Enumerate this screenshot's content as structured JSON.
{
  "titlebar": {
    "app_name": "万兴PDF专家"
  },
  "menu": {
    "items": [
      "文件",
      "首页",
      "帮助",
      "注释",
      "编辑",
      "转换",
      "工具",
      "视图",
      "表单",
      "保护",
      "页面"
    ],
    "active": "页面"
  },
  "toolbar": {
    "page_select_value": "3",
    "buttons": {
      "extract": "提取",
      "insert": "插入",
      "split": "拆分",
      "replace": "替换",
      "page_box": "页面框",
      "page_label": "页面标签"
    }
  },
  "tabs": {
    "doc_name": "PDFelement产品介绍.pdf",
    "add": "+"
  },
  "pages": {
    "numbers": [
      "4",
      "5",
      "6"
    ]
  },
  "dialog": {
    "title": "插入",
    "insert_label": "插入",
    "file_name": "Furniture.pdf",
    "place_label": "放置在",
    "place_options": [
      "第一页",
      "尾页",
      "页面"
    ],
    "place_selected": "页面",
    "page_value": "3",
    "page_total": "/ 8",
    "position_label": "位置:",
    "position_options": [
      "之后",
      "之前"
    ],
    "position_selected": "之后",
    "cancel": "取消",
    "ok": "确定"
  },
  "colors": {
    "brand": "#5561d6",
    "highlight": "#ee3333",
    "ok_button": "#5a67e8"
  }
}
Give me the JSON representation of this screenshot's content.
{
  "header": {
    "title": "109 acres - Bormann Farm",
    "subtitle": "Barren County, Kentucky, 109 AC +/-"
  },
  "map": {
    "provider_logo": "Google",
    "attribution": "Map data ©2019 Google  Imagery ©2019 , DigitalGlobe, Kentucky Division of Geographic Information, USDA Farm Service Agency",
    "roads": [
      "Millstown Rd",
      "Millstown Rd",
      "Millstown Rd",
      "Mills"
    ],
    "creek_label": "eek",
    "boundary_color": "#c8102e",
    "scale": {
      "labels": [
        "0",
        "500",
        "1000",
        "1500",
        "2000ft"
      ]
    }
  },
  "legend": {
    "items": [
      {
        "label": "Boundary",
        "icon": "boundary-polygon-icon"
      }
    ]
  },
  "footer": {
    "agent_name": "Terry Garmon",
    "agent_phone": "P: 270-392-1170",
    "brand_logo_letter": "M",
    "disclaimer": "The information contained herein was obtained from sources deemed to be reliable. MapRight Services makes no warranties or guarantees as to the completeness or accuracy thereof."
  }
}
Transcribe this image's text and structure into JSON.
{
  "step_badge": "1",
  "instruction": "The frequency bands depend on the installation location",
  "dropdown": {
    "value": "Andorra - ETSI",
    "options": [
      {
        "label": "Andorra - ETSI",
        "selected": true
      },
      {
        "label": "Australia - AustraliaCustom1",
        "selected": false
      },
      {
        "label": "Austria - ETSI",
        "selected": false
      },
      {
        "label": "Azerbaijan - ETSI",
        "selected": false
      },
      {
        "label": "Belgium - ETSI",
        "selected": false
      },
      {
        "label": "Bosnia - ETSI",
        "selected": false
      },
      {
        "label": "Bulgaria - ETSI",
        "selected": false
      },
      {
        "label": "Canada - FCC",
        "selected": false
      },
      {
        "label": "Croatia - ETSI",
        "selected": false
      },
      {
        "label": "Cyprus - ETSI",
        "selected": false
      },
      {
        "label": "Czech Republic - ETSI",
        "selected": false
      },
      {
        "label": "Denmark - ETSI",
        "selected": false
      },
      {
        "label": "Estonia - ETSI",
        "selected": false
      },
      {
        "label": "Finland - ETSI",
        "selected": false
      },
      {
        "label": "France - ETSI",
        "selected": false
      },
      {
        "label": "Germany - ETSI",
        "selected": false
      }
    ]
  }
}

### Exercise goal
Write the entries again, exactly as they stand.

### Worked solution
Enumerate this screenshot's content as structured JSON.
{
  "titlebar": {
    "app_name": "万兴PDF专家"
  },
  "menu": {
    "items": [
      "文件",
      "首页",
      "帮助",
      "注释",
      "编辑",
      "转换",
      "工具",
      "视图",
      "表单",
      "保护",
      "页面"
    ],
    "active": "页面"
  },
  "toolbar": {
    "page_select_value": "3",
    "buttons": {
      "extract": "提取",
      "insert": "插入",
      "split": "拆分",
      "replace": "替换",
      "page_box": "页面框",
      "page_label": "页面标签"
    }
  },
  "tabs": {
    "doc_name": "PDFelement产品介绍.pdf",
    "add": "+"
  },
  "pages": {
    "numbers": [
      "4",
      "5",
      "6"
    ]
  },
  "dialog": {
    "title": "插入",
    "insert_label": "插入",
    "file_name": "Furniture.pdf",
    "place_label": "放置在",
    "place_options": [
      "第一页",
      "尾页",
      "页面"
    ],
    "place_selected": "页面",
    "page_value": "3",
    "page_total": "/ 8",
    "position_label": "位置:",
    "position_options": [
      "之后",
      "之前"
    ],
    "position_selected": "之后",
    "cancel": "取消",
    "ok": "确定"
  },
  "colors": {
    "brand": "#5561d6",
    "highlight": "#ee3333",
    "ok_button": "#5a67e8"
  }
}
Give me the JSON representation of this screenshot's content.
{
  "header": {
    "title": "109 acres - Bormann Farm",
    "subtitle": "Barren County, Kentucky, 109 AC +/-"
  },
  "map": {
    "provider_logo": "Google",
    "attribution": "Map data ©2019 Google  Imagery ©2019 , DigitalGlobe, Kentucky Division of Geographic Information, USDA Farm Service Agency",
    "roads": [
      "Millstown Rd",
      "Millstown Rd",
      "Millstown Rd",
      "Mills"
    ],
    "creek_label": "eek",
    "boundary_color": "#c8102e",
    "scale": {
      "labels": [
        "0",
        "500",
        "1000",
        "1500",
        "2000ft"
      ]
    }
  },
  "legend": {
    "items": [
      {
        "label": "Boundary",
        "icon": "boundary-polygon-icon"
      }
    ]
  },
  "footer": {
    "agent_name": "Terry Garmon",
    "agent_phone": "P: 270-392-1170",
    "brand_logo_letter": "M",
    "disclaimer": "The information contained herein was obtained from sources deemed to be reliable. MapRight Services makes no warranties or guarantees as to the completeness or accuracy thereof."
  }
}
Transcribe this image's text and structure into JSON.
{
  "step_badge": "1",
  "instruction": "The frequency bands depend on the installation location",
  "dropdown": {
    "value": "Andorra - ETSI",
    "options": [
      {
        "label": "Andorra - ETSI",
        "selected": true
      },
      {
        "label": "Australia - AustraliaCustom1",
        "selected": false
      },
      {
        "label": "Austria - ETSI",
        "selected": false
      },
      {
        "label": "Azerbaijan - ETSI",
        "selected": false
      },
      {
        "label": "Belgium - ETSI",
        "selected": false
      },
      {
        "label": "Bosnia - ETSI",
        "selected": false
      },
      {
        "label": "Bulgaria - ETSI",
        "selected": false
      },
      {
        "label": "Canada - FCC",
        "selected": false
      },
      {
        "label": "Croatia - ETSI",
        "selected": false
      },
      {
        "label": "Cyprus - ETSI",
        "selected": false
      },
      {
        "label": "Czech Republic - ETSI",
        "selected": false
      },
      {
        "label": "Denmark - ETSI",
        "selected": false
      },
      {
        "label": "Estonia - ETSI",
        "selected": false
      },
      {
        "label": "Finland - ETSI",
        "selected": false
      },
      {
        "label": "France - ETSI",
        "selected": false
      },
      {
        "label": "Germany - ETSI",
        "selected": false
      }
    ]
  }
}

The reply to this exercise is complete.